Sinfonia concertante literally means “little symphony with cameo solos.” The form evolved from the Baroque concerto grosso. Unlike the concerto grosso, however, the instruments comprising the solo “group” (in this case the violin and viola) play with much more independence from one another. This hybrid genre between the symphony and the concerto achieved popularity beginning in the 1760s in the great musical centers of Europe and would come to be called a double concerto in the nineteenth century. Mozart’s experiment followed his five violin concertos composed in 1775, and musicologists regard it as his greatest concerted work for strings. The piece is scored for solo violin, solo viola, two oboes, two horns, and strings, the latter including a divided viola section, which accounts for the work’s rich harmony. Although the orchestra score is in E-flat, the solo viola part is actually written in D major, with instructions that the instrument be tuned up a half step “and perhaps a shade sharp” so that it would stand out more effectively against the orchestral timbre. The work treats the violin and viola solo parts equally, often having one instrument finish the melodic line begun by the other. The layers of supremely balanced dialogues which develop not only between the soloists, but also between winds and strings, and orchestra and soloists, weave together a tapestry of sound that is exquisitely Mozart.

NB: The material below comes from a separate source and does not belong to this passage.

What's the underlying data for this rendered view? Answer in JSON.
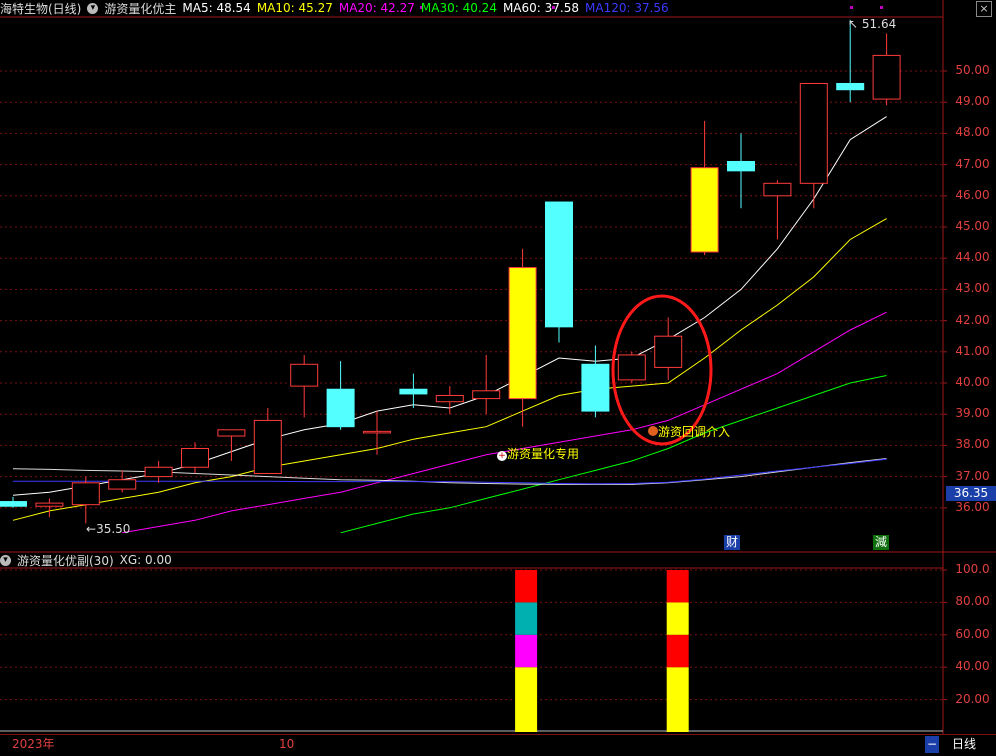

In the opening tutti of the Allegro maestoso, Mozart announces six themes, and then true to the spirit of the concertante style, the soloists lavish more new melodies on the exposition and development. A notable feature of this movement is the use of the long dramatic crescendo that Mozart must surely have heard at Mannheim. The great C minor Andante, with its drooping phrases and poignant chromatic harmonies, bears comparison with any of the finest slow movements in Mozart’s later concertos. The nucleus of the movement, and perhaps of the whole work, is the final sixteen-bar cadenza which ends in a chromatic climax, before the orchestra quietly brings the movement to a close. The Presto then sets off at a tremendous pace and seems to exalt in a sense of freedom. This movement is in fact a rondo with two episodes, in which Mozart, again remaining true to the concertante principle, gives the soloists several melodies which they keep almost entirely to themselves. Instead of a joint cadenza, as in the first two movements, each of the solo instruments soars to the very top of its compass (the violin to top E-flat, the highest note Mozart ever wrote for the instrument) before the resolute concluding tutti which brings to an end this great and forward-looking masterpiece.